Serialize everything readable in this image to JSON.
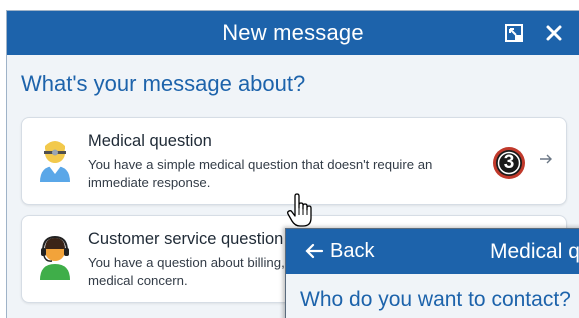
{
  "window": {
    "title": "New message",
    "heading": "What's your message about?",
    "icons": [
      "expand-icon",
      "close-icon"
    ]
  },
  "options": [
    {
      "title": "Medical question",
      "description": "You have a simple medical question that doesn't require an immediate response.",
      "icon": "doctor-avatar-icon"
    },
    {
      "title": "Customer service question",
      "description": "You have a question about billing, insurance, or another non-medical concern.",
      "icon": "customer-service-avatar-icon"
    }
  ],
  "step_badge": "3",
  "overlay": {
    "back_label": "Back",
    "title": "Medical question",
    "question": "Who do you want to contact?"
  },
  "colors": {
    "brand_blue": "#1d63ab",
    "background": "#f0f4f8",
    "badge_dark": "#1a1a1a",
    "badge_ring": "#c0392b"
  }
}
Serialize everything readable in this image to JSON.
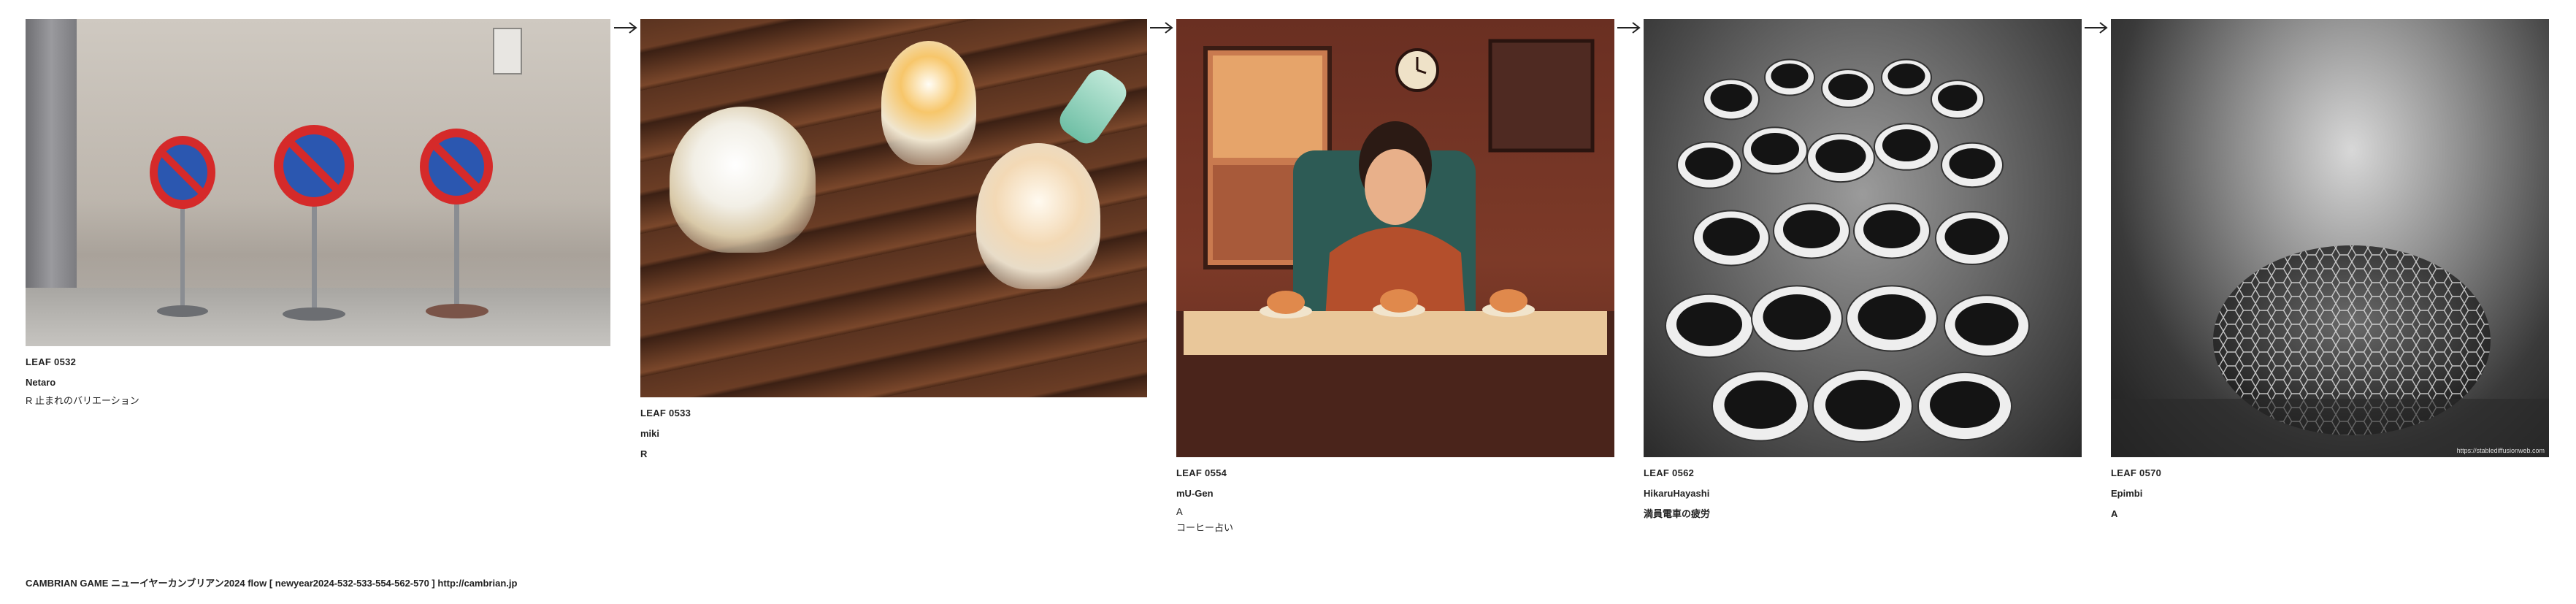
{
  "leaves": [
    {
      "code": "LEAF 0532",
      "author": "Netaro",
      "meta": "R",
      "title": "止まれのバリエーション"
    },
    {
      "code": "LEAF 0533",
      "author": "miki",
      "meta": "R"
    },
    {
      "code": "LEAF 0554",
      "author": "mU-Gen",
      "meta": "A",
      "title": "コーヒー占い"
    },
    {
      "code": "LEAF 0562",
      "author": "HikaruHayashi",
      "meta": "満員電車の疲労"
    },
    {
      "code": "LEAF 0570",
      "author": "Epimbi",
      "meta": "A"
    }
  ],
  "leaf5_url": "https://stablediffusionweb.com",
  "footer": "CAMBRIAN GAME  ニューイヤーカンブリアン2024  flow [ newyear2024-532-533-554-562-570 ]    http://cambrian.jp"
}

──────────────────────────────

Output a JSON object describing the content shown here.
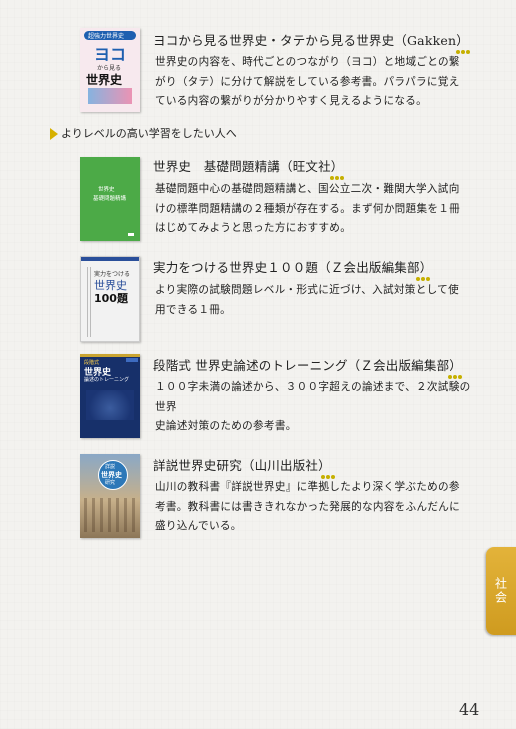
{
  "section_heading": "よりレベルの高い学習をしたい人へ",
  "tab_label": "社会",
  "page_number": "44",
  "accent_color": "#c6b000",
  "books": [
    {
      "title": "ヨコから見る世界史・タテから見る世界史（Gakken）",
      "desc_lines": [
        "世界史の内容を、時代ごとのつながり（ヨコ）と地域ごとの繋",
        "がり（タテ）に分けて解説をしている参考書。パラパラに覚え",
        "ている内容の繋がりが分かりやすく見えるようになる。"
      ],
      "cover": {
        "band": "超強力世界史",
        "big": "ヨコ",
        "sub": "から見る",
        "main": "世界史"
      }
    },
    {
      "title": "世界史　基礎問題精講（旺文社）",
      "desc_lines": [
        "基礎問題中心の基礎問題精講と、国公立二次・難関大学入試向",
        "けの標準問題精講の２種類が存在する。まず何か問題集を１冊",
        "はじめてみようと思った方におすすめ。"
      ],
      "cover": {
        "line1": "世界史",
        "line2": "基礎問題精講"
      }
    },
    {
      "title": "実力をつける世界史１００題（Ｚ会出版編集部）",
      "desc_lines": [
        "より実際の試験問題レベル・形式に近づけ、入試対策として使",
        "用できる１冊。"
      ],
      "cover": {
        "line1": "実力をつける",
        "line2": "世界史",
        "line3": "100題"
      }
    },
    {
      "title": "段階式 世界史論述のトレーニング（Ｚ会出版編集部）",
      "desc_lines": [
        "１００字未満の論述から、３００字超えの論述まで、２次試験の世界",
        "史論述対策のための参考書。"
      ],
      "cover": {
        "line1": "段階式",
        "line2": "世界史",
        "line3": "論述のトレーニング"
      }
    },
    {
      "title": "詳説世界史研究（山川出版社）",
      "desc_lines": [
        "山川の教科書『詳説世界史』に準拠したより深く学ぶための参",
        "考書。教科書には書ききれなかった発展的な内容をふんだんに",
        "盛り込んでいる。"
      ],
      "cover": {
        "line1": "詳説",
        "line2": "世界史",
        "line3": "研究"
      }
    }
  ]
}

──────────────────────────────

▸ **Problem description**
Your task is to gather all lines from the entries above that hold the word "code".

▸ **Answer for the task**
      "code": "LEAF 0532",
      "code": "LEAF 0533",
      "code": "LEAF 0554",
      "code": "LEAF 0562",
      "code": "LEAF 0570",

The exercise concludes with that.